Kristine Snow and Chelsea Akers amplify true diversity and inclusion through Level D&I Solutions. From WITI (Women in Technology International) to a partnership with Revel IT, these two social entrepreneurs are molding a new experience for “women in tech”. Kristine and Chelsea imagine Level reaching more narratives to widen their involvement with diversity and inclusion.
The duo identified a “disconnect” between the corporate environment and advocacy groups. Hosting networking or up-skilling events became a response to “disconnect”. Kristine and Chelsea spoke about seeing a great turnout of women for these events, including minorities. Strong attendance is all that’s needed to prove “no women are interested” is only a tech myth.
“… at the end of the day, we try to look at diversity and inclusion as a strategic business initiative, not just something to ‘check a box’ or to ‘look good’ in the community.”–Kristine Snow
For Level, ensuring impact meant narrowing how Level provides impact, and hone their methods. Level operates within three tiers of business: recruiting, consulting and training, and community outreach. Within recruiting, Level is heavily involved in executive search, pipelining, and diversity recruitment. The major focus falls on full-time placements and top-down change.

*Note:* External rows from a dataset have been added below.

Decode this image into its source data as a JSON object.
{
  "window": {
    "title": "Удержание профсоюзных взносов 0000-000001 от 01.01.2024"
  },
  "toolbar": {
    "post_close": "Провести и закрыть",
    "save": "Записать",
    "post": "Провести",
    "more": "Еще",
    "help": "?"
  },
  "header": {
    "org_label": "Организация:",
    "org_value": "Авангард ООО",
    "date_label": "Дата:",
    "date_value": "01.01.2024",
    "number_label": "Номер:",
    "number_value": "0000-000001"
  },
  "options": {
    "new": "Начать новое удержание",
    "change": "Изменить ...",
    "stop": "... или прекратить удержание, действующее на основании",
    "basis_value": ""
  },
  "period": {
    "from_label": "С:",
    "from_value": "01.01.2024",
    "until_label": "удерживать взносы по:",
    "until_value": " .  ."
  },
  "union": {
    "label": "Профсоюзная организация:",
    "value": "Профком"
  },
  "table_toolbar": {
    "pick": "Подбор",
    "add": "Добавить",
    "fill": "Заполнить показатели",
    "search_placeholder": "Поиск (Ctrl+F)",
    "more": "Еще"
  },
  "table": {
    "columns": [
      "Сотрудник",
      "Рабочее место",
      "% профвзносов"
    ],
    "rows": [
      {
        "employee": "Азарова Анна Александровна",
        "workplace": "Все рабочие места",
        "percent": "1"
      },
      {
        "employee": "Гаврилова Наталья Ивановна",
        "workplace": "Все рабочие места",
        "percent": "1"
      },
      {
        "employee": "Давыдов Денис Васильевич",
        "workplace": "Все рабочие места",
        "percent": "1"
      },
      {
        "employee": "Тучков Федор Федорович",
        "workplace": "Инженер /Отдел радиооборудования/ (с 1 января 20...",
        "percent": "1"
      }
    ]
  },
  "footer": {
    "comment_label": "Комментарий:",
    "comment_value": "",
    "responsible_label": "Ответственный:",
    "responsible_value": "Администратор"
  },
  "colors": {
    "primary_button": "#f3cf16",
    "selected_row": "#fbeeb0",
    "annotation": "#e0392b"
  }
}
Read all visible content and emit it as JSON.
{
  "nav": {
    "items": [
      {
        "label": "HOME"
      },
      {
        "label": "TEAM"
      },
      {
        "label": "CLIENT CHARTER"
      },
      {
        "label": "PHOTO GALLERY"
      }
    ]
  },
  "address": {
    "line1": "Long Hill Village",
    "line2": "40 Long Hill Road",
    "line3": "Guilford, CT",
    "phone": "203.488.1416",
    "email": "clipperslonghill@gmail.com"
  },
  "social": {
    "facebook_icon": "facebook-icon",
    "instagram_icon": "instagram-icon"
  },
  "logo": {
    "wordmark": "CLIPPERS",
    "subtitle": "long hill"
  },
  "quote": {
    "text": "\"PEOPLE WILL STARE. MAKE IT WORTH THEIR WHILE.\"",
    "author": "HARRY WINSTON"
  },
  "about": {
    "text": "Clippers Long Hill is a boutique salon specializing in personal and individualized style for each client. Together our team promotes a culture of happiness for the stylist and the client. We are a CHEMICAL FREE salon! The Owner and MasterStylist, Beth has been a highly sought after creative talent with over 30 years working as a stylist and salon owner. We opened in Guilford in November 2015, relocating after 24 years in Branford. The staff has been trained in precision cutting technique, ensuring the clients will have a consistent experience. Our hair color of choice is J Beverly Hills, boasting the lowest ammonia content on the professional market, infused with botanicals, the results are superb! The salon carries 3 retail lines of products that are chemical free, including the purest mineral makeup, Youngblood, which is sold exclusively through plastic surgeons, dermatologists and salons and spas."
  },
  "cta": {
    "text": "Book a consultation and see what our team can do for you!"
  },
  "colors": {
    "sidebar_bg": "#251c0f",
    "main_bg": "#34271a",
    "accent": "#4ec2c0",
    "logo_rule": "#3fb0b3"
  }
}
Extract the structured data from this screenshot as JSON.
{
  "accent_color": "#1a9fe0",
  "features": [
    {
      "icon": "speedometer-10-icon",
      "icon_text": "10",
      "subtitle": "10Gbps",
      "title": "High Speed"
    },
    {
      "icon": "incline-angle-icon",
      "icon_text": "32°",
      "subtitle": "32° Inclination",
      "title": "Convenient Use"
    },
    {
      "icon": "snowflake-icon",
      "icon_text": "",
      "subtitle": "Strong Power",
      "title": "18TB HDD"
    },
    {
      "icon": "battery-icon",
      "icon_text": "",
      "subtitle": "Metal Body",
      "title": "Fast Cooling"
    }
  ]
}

Within consulting and training, a process of evaluating and improving a company’s diversity and inclusion is scored by Level. The major goals are creating tangible change and combating an unconscious bias. Level’s approach includes education, such as presentations to help establish awareness for what diversity and inclusion really mean.
Kristine and Chelsea described their consulting and training process as “productive discomfort”. The women gave strong talking points about what dialogue and reflections are needed to see real results. Through productive discomfort, companies can experience favorable outcomes, like making more money or higher retention rates.
Within community outreach, Level actively engages through events, podcasts, social media, and more. Level considers working on the ground and at the top level the way to “highlight both sides” in their quest for all-around diversity and inclusion.
Our conversation took an interesting turn at this point. We discussed viewing privilege not as what you have, but what you lack. The women shared stories of what lack of experience and lacking awareness of that experience looks like. Effortlessly, we found ourselves soon discussing how representation is a huge factor alongside diversity, equity, and inclusion. Without representation, you’re alienating a ton of valuable narratives.
The duo uncovers a topic of diversity not always visible. Diversity lives in our experiences and our thought patterns.
“There’s importance in everyone participating and sharing. If you only have like-minded people working on one project and people who think differently work on another project, the interaction is still missing.”–Chelsea Akers
Our conversation then dives into Level’s first step for any company, describing disadvantages in context, and future plans. I can say Kristine and Chelsea earnestly insist on pushing diversity and inclusion forward.
Can’t Stop Columbus
We recorded this just days before COVID-19 shut everything down. I’ve seen Chelsea as an active participant on Can’t Stop Columbus, a virtual hack-a-thon bringing together people to create solutions to help those (i.e. all of us) effected by COVID-19. It’s been inspiring to see leaders in Columbus along with 700 technologists, creatives and all others come together to do something about our situation, from the isolation of our home.